Voices of the Town - A Vaudeville Salute Plays Sept. 7
"Voices of the Town -- A Vaudeville Salute!" will invade the South Street Seaport. The special appearance has been organized by Montauk Theatre Productions/Shooting Star Theatre and the show's creators NY Artists Unlimited. The show, which is geared for all ages, will be at Melville Gallery, 213 Water Street just above Fulton on September 7 at 7 p.m.
"Voices of the Town" covers the entire history of vaudeville in America 1875-1935 and shows the breakthroughs made for African-Americans, women and immigrants. "It has 25 period songs, dance, comedy routines, and brings to life numerous stars of Yesteryear. The forerunner of the TV variety show and Broadway musicals, it opened the way for countless luminaries. The opening and closing number "There's No Business Like Show Business" is also a testament to the tenacity of Americans, especially New Yorkers after 9/11, concluding with: "Let's go on with the show." Writer-director Melba LaRose leads a cast including: Michelle Robinson, Nate Steinwachs, Lucia Manzella, Jules Hartley, and Joyce Pena. Anita Brown from Shooting Star Theatre makes a special guest appearance as Molly Picon, singing in both Yiddish and English. Choreography by Francis J. Roach," state press notes.
"Voices" has been touring major Northeastern universities, as well as local libraries, senior centers, and nursing homes. It was chosen by the Alliance for the Arts to be featured on Arts Day in Albany at the Legislative Office Building. In the presentations, the witty powerhouse Sophie Tucker is be brought to life by Melba LaRose, belting out "Some of These Days." The show takes the audience back to the days when vaudeville houses were the entertainment mecca (there are even mentions of local theatres). The full production took four months of exhaustive research. It reveals the beginnings of vaudeville in the rural valleys of France in the 1700s, where it was called "Voix de Ville," Voices of the Town. Although initially the majority of viewers were seniors and elderly, recent audiences have included children down to the age of 3, who truly enjoy the show.

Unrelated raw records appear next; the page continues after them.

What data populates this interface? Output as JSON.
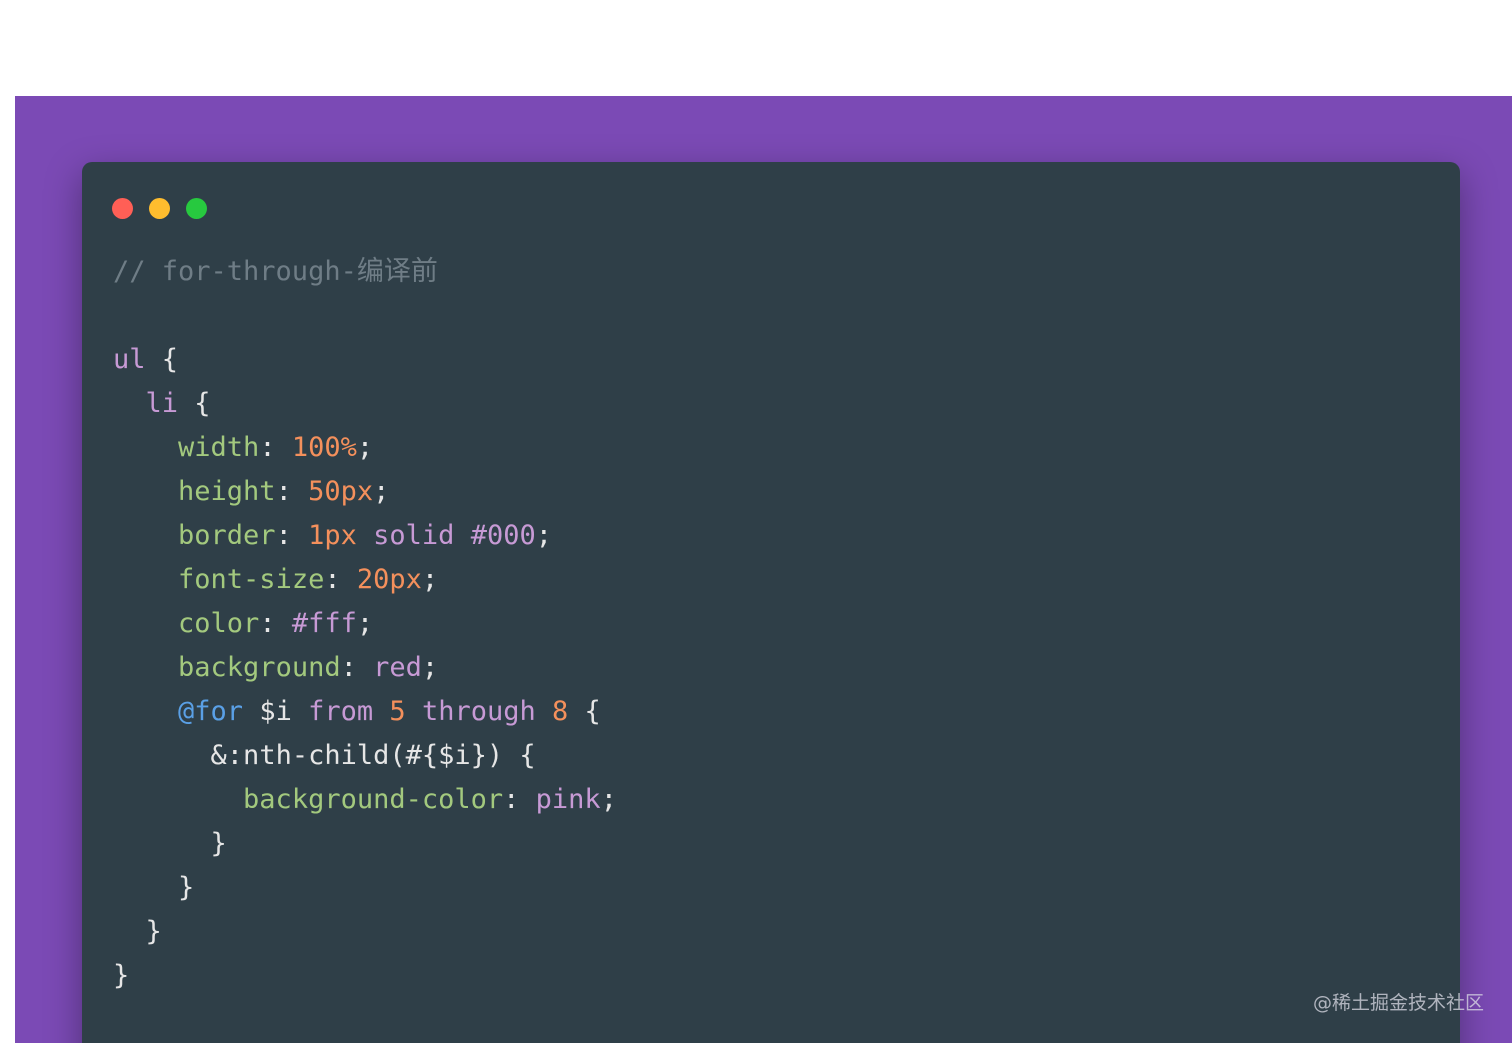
{
  "colors": {
    "page_bg": "#ffffff",
    "stage_bg": "#7b4ab5",
    "window_bg": "#2f3f48",
    "dot_close": "#ff5f56",
    "dot_minimize": "#ffbd2e",
    "dot_maximize": "#27c93f"
  },
  "window": {
    "dots": [
      "close-dot",
      "minimize-dot",
      "maximize-dot"
    ]
  },
  "code": {
    "language": "scss",
    "lines": [
      [
        {
          "t": "comment",
          "v": "// for-through-编译前"
        }
      ],
      [],
      [
        {
          "t": "selector",
          "v": "ul"
        },
        {
          "t": "punc",
          "v": " {"
        }
      ],
      [
        {
          "t": "ws",
          "v": "  "
        },
        {
          "t": "selector",
          "v": "li"
        },
        {
          "t": "punc",
          "v": " {"
        }
      ],
      [
        {
          "t": "ws",
          "v": "    "
        },
        {
          "t": "prop",
          "v": "width"
        },
        {
          "t": "punc",
          "v": ": "
        },
        {
          "t": "num",
          "v": "100%"
        },
        {
          "t": "punc",
          "v": ";"
        }
      ],
      [
        {
          "t": "ws",
          "v": "    "
        },
        {
          "t": "prop",
          "v": "height"
        },
        {
          "t": "punc",
          "v": ": "
        },
        {
          "t": "num",
          "v": "50px"
        },
        {
          "t": "punc",
          "v": ";"
        }
      ],
      [
        {
          "t": "ws",
          "v": "    "
        },
        {
          "t": "prop",
          "v": "border"
        },
        {
          "t": "punc",
          "v": ": "
        },
        {
          "t": "num",
          "v": "1px"
        },
        {
          "t": "punc",
          "v": " "
        },
        {
          "t": "kw",
          "v": "solid"
        },
        {
          "t": "punc",
          "v": " "
        },
        {
          "t": "kw",
          "v": "#000"
        },
        {
          "t": "punc",
          "v": ";"
        }
      ],
      [
        {
          "t": "ws",
          "v": "    "
        },
        {
          "t": "prop",
          "v": "font-size"
        },
        {
          "t": "punc",
          "v": ": "
        },
        {
          "t": "num",
          "v": "20px"
        },
        {
          "t": "punc",
          "v": ";"
        }
      ],
      [
        {
          "t": "ws",
          "v": "    "
        },
        {
          "t": "prop",
          "v": "color"
        },
        {
          "t": "punc",
          "v": ": "
        },
        {
          "t": "kw",
          "v": "#fff"
        },
        {
          "t": "punc",
          "v": ";"
        }
      ],
      [
        {
          "t": "ws",
          "v": "    "
        },
        {
          "t": "prop",
          "v": "background"
        },
        {
          "t": "punc",
          "v": ": "
        },
        {
          "t": "kw",
          "v": "red"
        },
        {
          "t": "punc",
          "v": ";"
        }
      ],
      [
        {
          "t": "ws",
          "v": "    "
        },
        {
          "t": "at",
          "v": "@for"
        },
        {
          "t": "punc",
          "v": " "
        },
        {
          "t": "var",
          "v": "$i"
        },
        {
          "t": "punc",
          "v": " "
        },
        {
          "t": "kw",
          "v": "from"
        },
        {
          "t": "punc",
          "v": " "
        },
        {
          "t": "num",
          "v": "5"
        },
        {
          "t": "punc",
          "v": " "
        },
        {
          "t": "kw",
          "v": "through"
        },
        {
          "t": "punc",
          "v": " "
        },
        {
          "t": "num",
          "v": "8"
        },
        {
          "t": "punc",
          "v": " {"
        }
      ],
      [
        {
          "t": "ws",
          "v": "      "
        },
        {
          "t": "punc",
          "v": "&:nth-child(#{$i}) {"
        }
      ],
      [
        {
          "t": "ws",
          "v": "        "
        },
        {
          "t": "prop",
          "v": "background-color"
        },
        {
          "t": "punc",
          "v": ": "
        },
        {
          "t": "kw",
          "v": "pink"
        },
        {
          "t": "punc",
          "v": ";"
        }
      ],
      [
        {
          "t": "ws",
          "v": "      "
        },
        {
          "t": "punc",
          "v": "}"
        }
      ],
      [
        {
          "t": "ws",
          "v": "    "
        },
        {
          "t": "punc",
          "v": "}"
        }
      ],
      [
        {
          "t": "ws",
          "v": "  "
        },
        {
          "t": "punc",
          "v": "}"
        }
      ],
      [
        {
          "t": "punc",
          "v": "}"
        }
      ]
    ]
  },
  "watermark": {
    "text": "@稀土掘金技术社区"
  }
}
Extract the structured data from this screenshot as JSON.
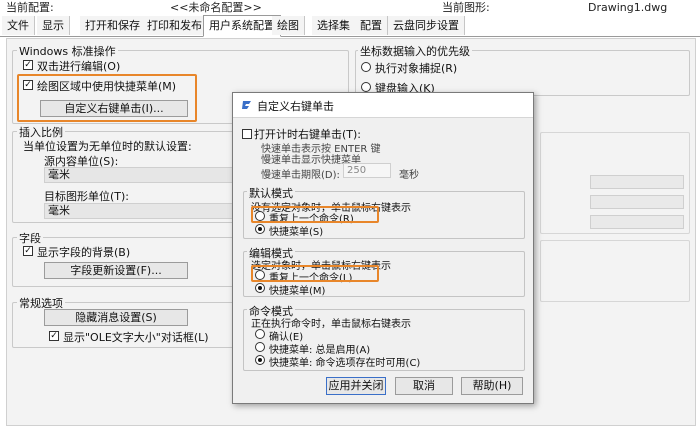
{
  "header": {
    "config_label": "当前配置:",
    "config_value": "<<未命名配置>>",
    "drawing_label": "当前图形:",
    "drawing_value": "Drawing1.dwg"
  },
  "tabs": [
    "文件",
    "显示",
    "打开和保存",
    "打印和发布",
    "用户系统配置",
    "绘图",
    "选择集",
    "配置",
    "云盘同步设置"
  ],
  "active_tab": "用户系统配置",
  "windows_group": {
    "title": "Windows 标准操作",
    "dblclick_edit": "双击进行编辑(O)",
    "dblclick_checked": true,
    "shortcut_menu": "绘图区域中使用快捷菜单(M)",
    "shortcut_checked": true,
    "customize_button": "自定义右键单击(I)..."
  },
  "insert_group": {
    "title": "插入比例",
    "desc": "当单位设置为无单位时的默认设置:",
    "source_label": "源内容单位(S):",
    "source_value": "毫米",
    "target_label": "目标图形单位(T):",
    "target_value": "毫米"
  },
  "field_group": {
    "title": "字段",
    "show_bg": "显示字段的背景(B)",
    "show_bg_checked": true,
    "update_button": "字段更新设置(F)..."
  },
  "general_group": {
    "title": "常规选项",
    "hidden_msg_button": "隐藏消息设置(S)",
    "ole_label": "显示\"OLE文字大小\"对话框(L)",
    "ole_checked": true
  },
  "coord_group": {
    "title": "坐标数据输入的优先级",
    "opt1": "执行对象捕捉(R)",
    "opt2": "键盘输入(K)"
  },
  "dialog": {
    "title": "自定义右键单击",
    "timed_check": "打开计时右键单击(T):",
    "timed_checked": false,
    "quick_click": "快速单击表示按 ENTER 键",
    "slow_click": "慢速单击显示快捷菜单",
    "slow_duration_label": "慢速单击期限(D):",
    "slow_duration_value": "250",
    "ms_unit": "毫秒",
    "default_mode": {
      "title": "默认模式",
      "desc": "没有选定对象时，单击鼠标右键表示",
      "opt_repeat": "重复上一个命令(R)",
      "opt_menu": "快捷菜单(S)",
      "selected": "menu"
    },
    "edit_mode": {
      "title": "编辑模式",
      "desc": "选定对象时，单击鼠标右键表示",
      "opt_repeat": "重复上一个命令(L)",
      "opt_menu": "快捷菜单(M)",
      "selected": "menu"
    },
    "command_mode": {
      "title": "命令模式",
      "desc": "正在执行命令时，单击鼠标右键表示",
      "opt_confirm": "确认(E)",
      "opt_menu_always": "快捷菜单: 总是启用(A)",
      "opt_menu_options": "快捷菜单: 命令选项存在时可用(C)",
      "selected": "menu_options"
    },
    "apply_button": "应用并关闭",
    "cancel_button": "取消",
    "help_button": "帮助(H)"
  },
  "colors": {
    "highlight": "#e8862a",
    "logo": "#3a6fc8"
  }
}
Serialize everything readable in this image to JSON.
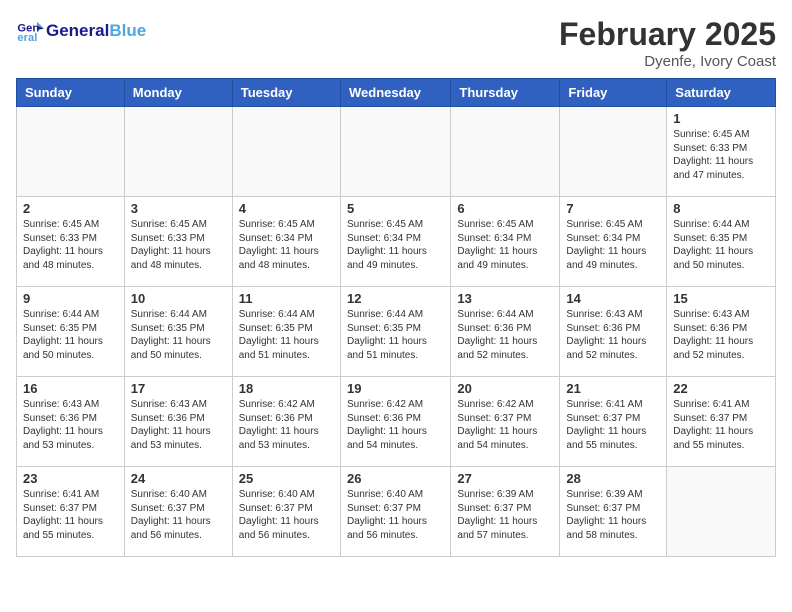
{
  "logo": {
    "text_general": "General",
    "text_blue": "Blue"
  },
  "header": {
    "title": "February 2025",
    "subtitle": "Dyenfe, Ivory Coast"
  },
  "weekdays": [
    "Sunday",
    "Monday",
    "Tuesday",
    "Wednesday",
    "Thursday",
    "Friday",
    "Saturday"
  ],
  "weeks": [
    [
      {
        "num": "",
        "empty": true
      },
      {
        "num": "",
        "empty": true
      },
      {
        "num": "",
        "empty": true
      },
      {
        "num": "",
        "empty": true
      },
      {
        "num": "",
        "empty": true
      },
      {
        "num": "",
        "empty": true
      },
      {
        "num": "1",
        "sunrise": "6:45 AM",
        "sunset": "6:33 PM",
        "daylight": "11 hours and 47 minutes."
      }
    ],
    [
      {
        "num": "2",
        "sunrise": "6:45 AM",
        "sunset": "6:33 PM",
        "daylight": "11 hours and 48 minutes."
      },
      {
        "num": "3",
        "sunrise": "6:45 AM",
        "sunset": "6:33 PM",
        "daylight": "11 hours and 48 minutes."
      },
      {
        "num": "4",
        "sunrise": "6:45 AM",
        "sunset": "6:34 PM",
        "daylight": "11 hours and 48 minutes."
      },
      {
        "num": "5",
        "sunrise": "6:45 AM",
        "sunset": "6:34 PM",
        "daylight": "11 hours and 49 minutes."
      },
      {
        "num": "6",
        "sunrise": "6:45 AM",
        "sunset": "6:34 PM",
        "daylight": "11 hours and 49 minutes."
      },
      {
        "num": "7",
        "sunrise": "6:45 AM",
        "sunset": "6:34 PM",
        "daylight": "11 hours and 49 minutes."
      },
      {
        "num": "8",
        "sunrise": "6:44 AM",
        "sunset": "6:35 PM",
        "daylight": "11 hours and 50 minutes."
      }
    ],
    [
      {
        "num": "9",
        "sunrise": "6:44 AM",
        "sunset": "6:35 PM",
        "daylight": "11 hours and 50 minutes."
      },
      {
        "num": "10",
        "sunrise": "6:44 AM",
        "sunset": "6:35 PM",
        "daylight": "11 hours and 50 minutes."
      },
      {
        "num": "11",
        "sunrise": "6:44 AM",
        "sunset": "6:35 PM",
        "daylight": "11 hours and 51 minutes."
      },
      {
        "num": "12",
        "sunrise": "6:44 AM",
        "sunset": "6:35 PM",
        "daylight": "11 hours and 51 minutes."
      },
      {
        "num": "13",
        "sunrise": "6:44 AM",
        "sunset": "6:36 PM",
        "daylight": "11 hours and 52 minutes."
      },
      {
        "num": "14",
        "sunrise": "6:43 AM",
        "sunset": "6:36 PM",
        "daylight": "11 hours and 52 minutes."
      },
      {
        "num": "15",
        "sunrise": "6:43 AM",
        "sunset": "6:36 PM",
        "daylight": "11 hours and 52 minutes."
      }
    ],
    [
      {
        "num": "16",
        "sunrise": "6:43 AM",
        "sunset": "6:36 PM",
        "daylight": "11 hours and 53 minutes."
      },
      {
        "num": "17",
        "sunrise": "6:43 AM",
        "sunset": "6:36 PM",
        "daylight": "11 hours and 53 minutes."
      },
      {
        "num": "18",
        "sunrise": "6:42 AM",
        "sunset": "6:36 PM",
        "daylight": "11 hours and 53 minutes."
      },
      {
        "num": "19",
        "sunrise": "6:42 AM",
        "sunset": "6:36 PM",
        "daylight": "11 hours and 54 minutes."
      },
      {
        "num": "20",
        "sunrise": "6:42 AM",
        "sunset": "6:37 PM",
        "daylight": "11 hours and 54 minutes."
      },
      {
        "num": "21",
        "sunrise": "6:41 AM",
        "sunset": "6:37 PM",
        "daylight": "11 hours and 55 minutes."
      },
      {
        "num": "22",
        "sunrise": "6:41 AM",
        "sunset": "6:37 PM",
        "daylight": "11 hours and 55 minutes."
      }
    ],
    [
      {
        "num": "23",
        "sunrise": "6:41 AM",
        "sunset": "6:37 PM",
        "daylight": "11 hours and 55 minutes."
      },
      {
        "num": "24",
        "sunrise": "6:40 AM",
        "sunset": "6:37 PM",
        "daylight": "11 hours and 56 minutes."
      },
      {
        "num": "25",
        "sunrise": "6:40 AM",
        "sunset": "6:37 PM",
        "daylight": "11 hours and 56 minutes."
      },
      {
        "num": "26",
        "sunrise": "6:40 AM",
        "sunset": "6:37 PM",
        "daylight": "11 hours and 56 minutes."
      },
      {
        "num": "27",
        "sunrise": "6:39 AM",
        "sunset": "6:37 PM",
        "daylight": "11 hours and 57 minutes."
      },
      {
        "num": "28",
        "sunrise": "6:39 AM",
        "sunset": "6:37 PM",
        "daylight": "11 hours and 58 minutes."
      },
      {
        "num": "",
        "empty": true
      }
    ]
  ]
}
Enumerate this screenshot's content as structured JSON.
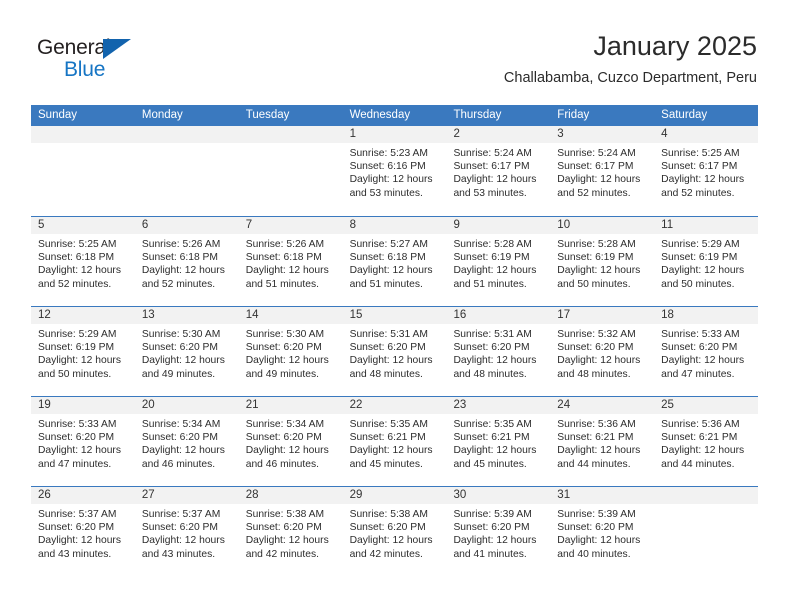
{
  "brand": {
    "name_part1": "General",
    "name_part2": "Blue",
    "triangle_icon": "triangle-icon",
    "color_dark": "#231f20",
    "color_blue": "#1675c4"
  },
  "header": {
    "title": "January 2025",
    "subtitle": "Challabamba, Cuzco Department, Peru"
  },
  "theme": {
    "header_blue": "#3a79bf",
    "day_band_gray": "#f2f2f2",
    "text_color": "#2d2d2d"
  },
  "weekdays": [
    "Sunday",
    "Monday",
    "Tuesday",
    "Wednesday",
    "Thursday",
    "Friday",
    "Saturday"
  ],
  "weeks": [
    [
      {
        "day": "",
        "info": ""
      },
      {
        "day": "",
        "info": ""
      },
      {
        "day": "",
        "info": ""
      },
      {
        "day": "1",
        "info": "Sunrise: 5:23 AM\nSunset: 6:16 PM\nDaylight: 12 hours\nand 53 minutes."
      },
      {
        "day": "2",
        "info": "Sunrise: 5:24 AM\nSunset: 6:17 PM\nDaylight: 12 hours\nand 53 minutes."
      },
      {
        "day": "3",
        "info": "Sunrise: 5:24 AM\nSunset: 6:17 PM\nDaylight: 12 hours\nand 52 minutes."
      },
      {
        "day": "4",
        "info": "Sunrise: 5:25 AM\nSunset: 6:17 PM\nDaylight: 12 hours\nand 52 minutes."
      }
    ],
    [
      {
        "day": "5",
        "info": "Sunrise: 5:25 AM\nSunset: 6:18 PM\nDaylight: 12 hours\nand 52 minutes."
      },
      {
        "day": "6",
        "info": "Sunrise: 5:26 AM\nSunset: 6:18 PM\nDaylight: 12 hours\nand 52 minutes."
      },
      {
        "day": "7",
        "info": "Sunrise: 5:26 AM\nSunset: 6:18 PM\nDaylight: 12 hours\nand 51 minutes."
      },
      {
        "day": "8",
        "info": "Sunrise: 5:27 AM\nSunset: 6:18 PM\nDaylight: 12 hours\nand 51 minutes."
      },
      {
        "day": "9",
        "info": "Sunrise: 5:28 AM\nSunset: 6:19 PM\nDaylight: 12 hours\nand 51 minutes."
      },
      {
        "day": "10",
        "info": "Sunrise: 5:28 AM\nSunset: 6:19 PM\nDaylight: 12 hours\nand 50 minutes."
      },
      {
        "day": "11",
        "info": "Sunrise: 5:29 AM\nSunset: 6:19 PM\nDaylight: 12 hours\nand 50 minutes."
      }
    ],
    [
      {
        "day": "12",
        "info": "Sunrise: 5:29 AM\nSunset: 6:19 PM\nDaylight: 12 hours\nand 50 minutes."
      },
      {
        "day": "13",
        "info": "Sunrise: 5:30 AM\nSunset: 6:20 PM\nDaylight: 12 hours\nand 49 minutes."
      },
      {
        "day": "14",
        "info": "Sunrise: 5:30 AM\nSunset: 6:20 PM\nDaylight: 12 hours\nand 49 minutes."
      },
      {
        "day": "15",
        "info": "Sunrise: 5:31 AM\nSunset: 6:20 PM\nDaylight: 12 hours\nand 48 minutes."
      },
      {
        "day": "16",
        "info": "Sunrise: 5:31 AM\nSunset: 6:20 PM\nDaylight: 12 hours\nand 48 minutes."
      },
      {
        "day": "17",
        "info": "Sunrise: 5:32 AM\nSunset: 6:20 PM\nDaylight: 12 hours\nand 48 minutes."
      },
      {
        "day": "18",
        "info": "Sunrise: 5:33 AM\nSunset: 6:20 PM\nDaylight: 12 hours\nand 47 minutes."
      }
    ],
    [
      {
        "day": "19",
        "info": "Sunrise: 5:33 AM\nSunset: 6:20 PM\nDaylight: 12 hours\nand 47 minutes."
      },
      {
        "day": "20",
        "info": "Sunrise: 5:34 AM\nSunset: 6:20 PM\nDaylight: 12 hours\nand 46 minutes."
      },
      {
        "day": "21",
        "info": "Sunrise: 5:34 AM\nSunset: 6:20 PM\nDaylight: 12 hours\nand 46 minutes."
      },
      {
        "day": "22",
        "info": "Sunrise: 5:35 AM\nSunset: 6:21 PM\nDaylight: 12 hours\nand 45 minutes."
      },
      {
        "day": "23",
        "info": "Sunrise: 5:35 AM\nSunset: 6:21 PM\nDaylight: 12 hours\nand 45 minutes."
      },
      {
        "day": "24",
        "info": "Sunrise: 5:36 AM\nSunset: 6:21 PM\nDaylight: 12 hours\nand 44 minutes."
      },
      {
        "day": "25",
        "info": "Sunrise: 5:36 AM\nSunset: 6:21 PM\nDaylight: 12 hours\nand 44 minutes."
      }
    ],
    [
      {
        "day": "26",
        "info": "Sunrise: 5:37 AM\nSunset: 6:20 PM\nDaylight: 12 hours\nand 43 minutes."
      },
      {
        "day": "27",
        "info": "Sunrise: 5:37 AM\nSunset: 6:20 PM\nDaylight: 12 hours\nand 43 minutes."
      },
      {
        "day": "28",
        "info": "Sunrise: 5:38 AM\nSunset: 6:20 PM\nDaylight: 12 hours\nand 42 minutes."
      },
      {
        "day": "29",
        "info": "Sunrise: 5:38 AM\nSunset: 6:20 PM\nDaylight: 12 hours\nand 42 minutes."
      },
      {
        "day": "30",
        "info": "Sunrise: 5:39 AM\nSunset: 6:20 PM\nDaylight: 12 hours\nand 41 minutes."
      },
      {
        "day": "31",
        "info": "Sunrise: 5:39 AM\nSunset: 6:20 PM\nDaylight: 12 hours\nand 40 minutes."
      },
      {
        "day": "",
        "info": ""
      }
    ]
  ]
}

"There are portrayals of forgotten but important African-Americans: Bert Williams, the highest paid star in the Ziegfeld Follies, and Florence Mills, great star of the Harlem Renaissance and Broadway (both played by Carmela Davis). Eubie Blake and Noble Sissle wrote the first Broadway musical to contain a love duet with black performers that was accepted by white viewers. Black audiences were also allowed to sit in boxes reserved for whites only. Information is uncovered about the T.O.B.A. Circuit (black performers only) and use of blackface. Powerful female figures are portrayed: Marie Dressler, Eva Tanguay, Mae West, Sophie Tucker, who were not only great businesswomen and crusaders for women's rights, but also changed the way the world viewed women. There are women playing male roles, as well as a portrayal of Kitty Doner, vaudeville's famous male impersonator. At a time when women had little options except work in sweatshops, women headliners in vaudeville could make well over $1,000 a week. Immigrants who spoke little or no English at all could earn a decent living in vaudeville. There were the renowned Dolly Sisters from Poland, as well as Chinese plate twirlers, Hungarian acrobats, jugglers from all countries, and acts that sang in their own languages"
"Spanning the late 1800s to the mid-1930s in America, this piece shows how performers survived two Depressions, war, oppression, segregation, discrimination of all sorts, struggles for human/ workers'/ women's rights, and the like. It also reveals that vaudeville was "family entertainment" and the starting point for major stars: Burns & Allen, Abbott & Costello, the Marx Brothers, Gallagher & Shean ("Sunshine Boys"), Will Rogers, WC Fields, Fanny Brice, Bob Hope, Fred Astaire, and so many more."
Photo - Melba LaRose, Nate Steinwachs, Jules Hartley - The Dolly Sisters fight over Harry Fox (Bronx Library Center)